Myshkin looks back on his life in a poor Indian village while he tries to piece together the jigsaw of his artist mother's abrupt disappearance when he was a child. He has spent his whole life awaiting her return. Fact intertwines with fiction, and real people feature, making this an enthralling read.

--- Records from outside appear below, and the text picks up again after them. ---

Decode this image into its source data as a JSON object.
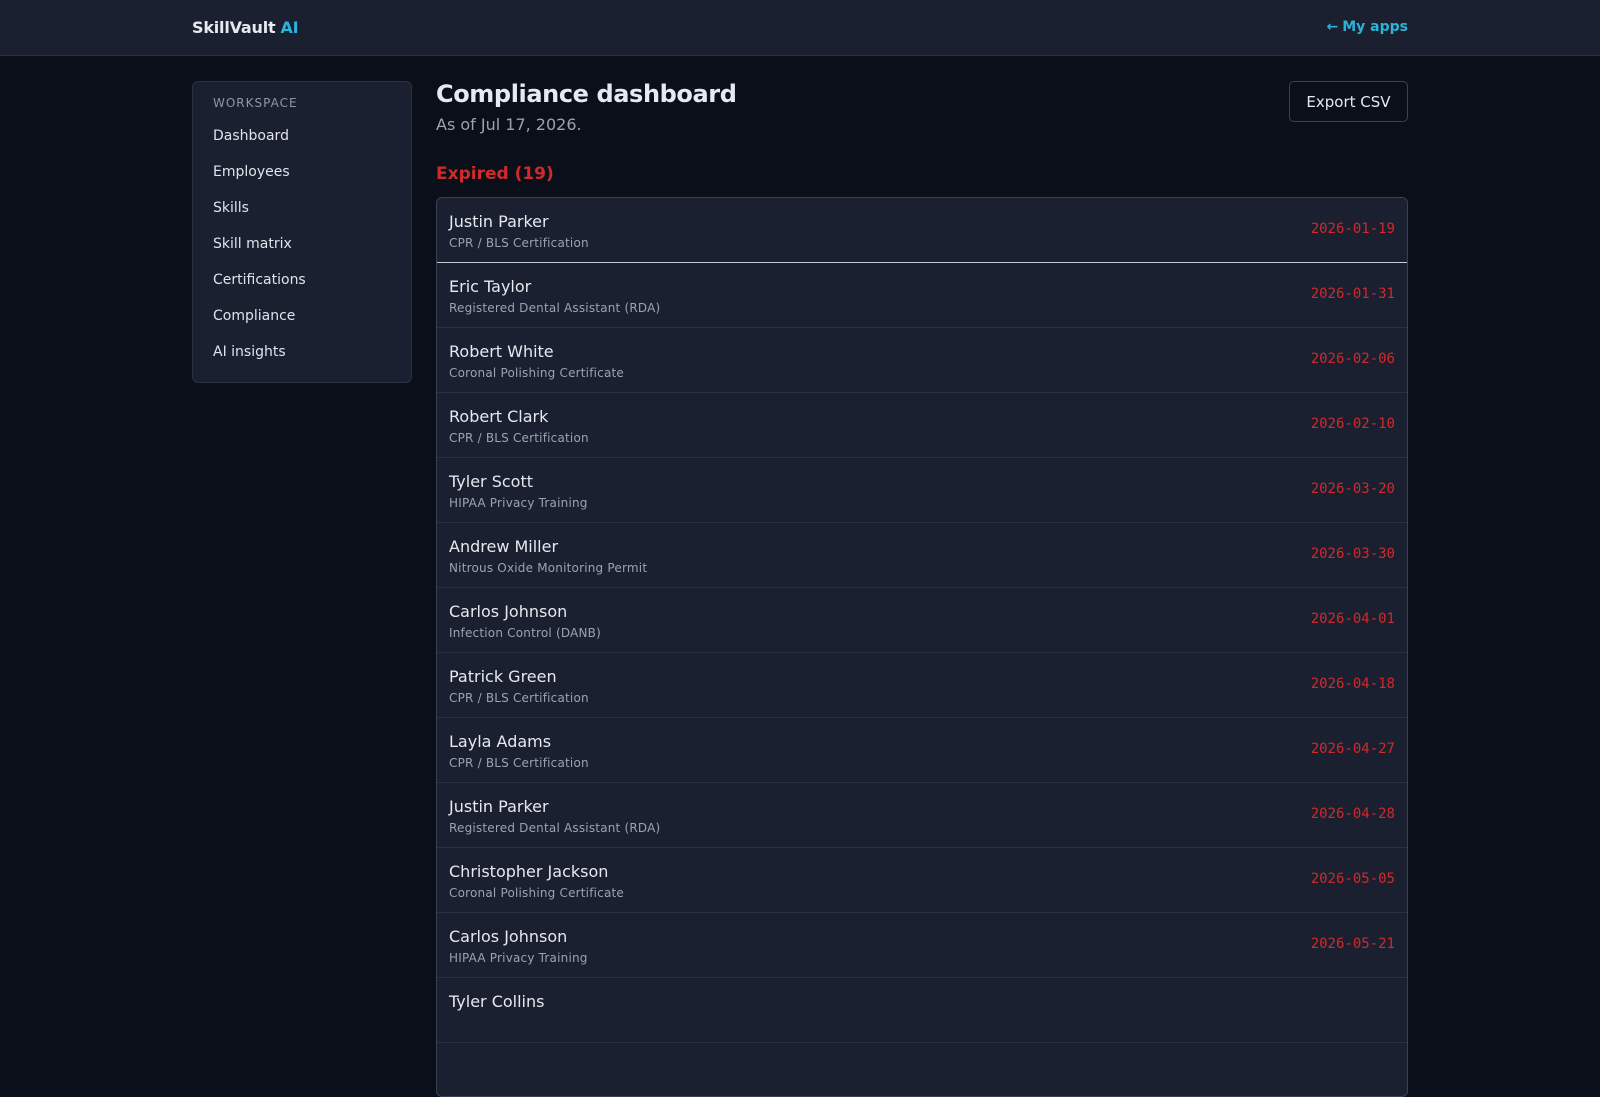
{
  "header": {
    "brand_name": "SkillVault",
    "brand_accent": "AI",
    "my_apps_label": "My apps",
    "back_arrow_icon": "arrow-left-icon"
  },
  "sidebar": {
    "section_label": "WORKSPACE",
    "items": [
      {
        "label": "Dashboard"
      },
      {
        "label": "Employees"
      },
      {
        "label": "Skills"
      },
      {
        "label": "Skill matrix"
      },
      {
        "label": "Certifications"
      },
      {
        "label": "Compliance"
      },
      {
        "label": "AI insights"
      }
    ]
  },
  "main": {
    "title": "Compliance dashboard",
    "subtitle": "As of Jul 17, 2026.",
    "export_label": "Export CSV",
    "expired": {
      "title": "Expired (19)",
      "rows": [
        {
          "name": "Justin Parker",
          "cert": "CPR / BLS Certification",
          "date": "2026-01-19"
        },
        {
          "name": "Eric Taylor",
          "cert": "Registered Dental Assistant (RDA)",
          "date": "2026-01-31"
        },
        {
          "name": "Robert White",
          "cert": "Coronal Polishing Certificate",
          "date": "2026-02-06"
        },
        {
          "name": "Robert Clark",
          "cert": "CPR / BLS Certification",
          "date": "2026-02-10"
        },
        {
          "name": "Tyler Scott",
          "cert": "HIPAA Privacy Training",
          "date": "2026-03-20"
        },
        {
          "name": "Andrew Miller",
          "cert": "Nitrous Oxide Monitoring Permit",
          "date": "2026-03-30"
        },
        {
          "name": "Carlos Johnson",
          "cert": "Infection Control (DANB)",
          "date": "2026-04-01"
        },
        {
          "name": "Patrick Green",
          "cert": "CPR / BLS Certification",
          "date": "2026-04-18"
        },
        {
          "name": "Layla Adams",
          "cert": "CPR / BLS Certification",
          "date": "2026-04-27"
        },
        {
          "name": "Justin Parker",
          "cert": "Registered Dental Assistant (RDA)",
          "date": "2026-04-28"
        },
        {
          "name": "Christopher Jackson",
          "cert": "Coronal Polishing Certificate",
          "date": "2026-05-05"
        },
        {
          "name": "Carlos Johnson",
          "cert": "HIPAA Privacy Training",
          "date": "2026-05-21"
        },
        {
          "name": "Tyler Collins",
          "cert": "",
          "date": ""
        }
      ]
    }
  },
  "colors": {
    "accent": "#2bb3d9",
    "expired": "#d02a2a",
    "background": "#0b0f1a",
    "panel": "#1a2030"
  }
}
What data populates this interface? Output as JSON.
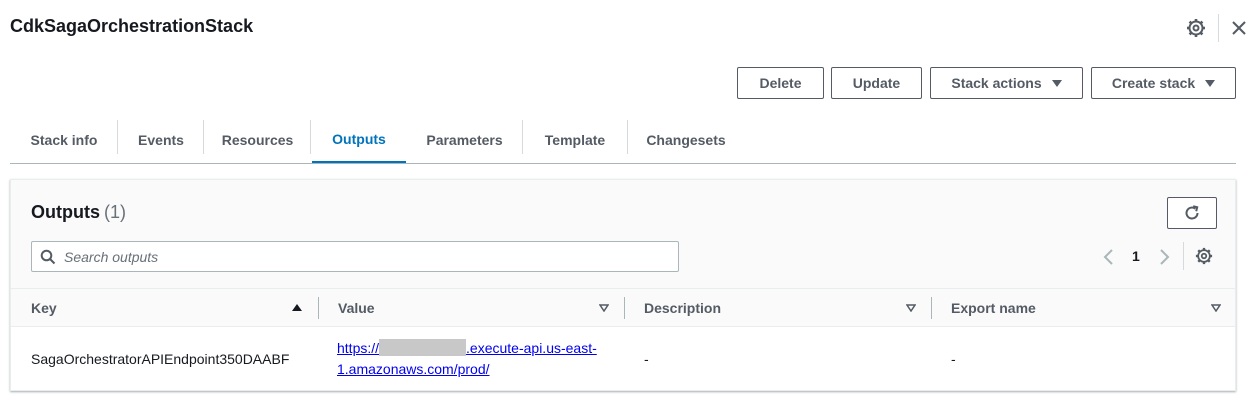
{
  "header": {
    "title": "CdkSagaOrchestrationStack"
  },
  "actions": {
    "delete_label": "Delete",
    "update_label": "Update",
    "stack_actions_label": "Stack actions",
    "create_stack_label": "Create stack"
  },
  "tabs": [
    {
      "label": "Stack info",
      "active": false
    },
    {
      "label": "Events",
      "active": false
    },
    {
      "label": "Resources",
      "active": false
    },
    {
      "label": "Outputs",
      "active": true
    },
    {
      "label": "Parameters",
      "active": false
    },
    {
      "label": "Template",
      "active": false
    },
    {
      "label": "Changesets",
      "active": false
    }
  ],
  "outputs": {
    "title": "Outputs",
    "count": "(1)",
    "search_placeholder": "Search outputs",
    "page": "1",
    "columns": [
      "Key",
      "Value",
      "Description",
      "Export name"
    ],
    "rows": [
      {
        "key": "SagaOrchestratorAPIEndpoint350DAABF",
        "value_prefix": "https://",
        "value_suffix": ".execute-api.us-east-",
        "value_line2": "1.amazonaws.com/prod/",
        "description": "-",
        "export_name": "-"
      }
    ]
  },
  "colors": {
    "accent": "#0073bb",
    "link": "#0000ee",
    "text": "#16191f",
    "muted": "#545b64"
  },
  "icons": [
    "gear-icon",
    "close-icon",
    "refresh-icon",
    "search-icon",
    "chevron-left-icon",
    "chevron-right-icon",
    "caret-down-icon",
    "sort-ascending-icon",
    "sort-descending-icon"
  ]
}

I don't remember anything different about my mother in the hours before she ran off with an Englishman who was actually a German. Bulbous slate-grey clouds sat in wait that morning, low enough to touch. When my mother came out to see me off to school, she glanced up at the sky and shut her eyes with a squeal as she was showered by drops of water. 'Last night's rain is still raining' she said. The big trees that shaded the house gleamed and when the wind shook their branches they set off showers from their wet leaves. 'The clouds are so dark, it'll be a beautiful day. It'll pour and pour and when the sun comes out there will be a rainbow right from here to the railway station.' She wiped her face with a corner of her sari. 'You'd better hurry, you mustn't get wet. Are you carrying an extra shirt in your bag? You are not to sit in class soaked to the skin, you'll get fever.'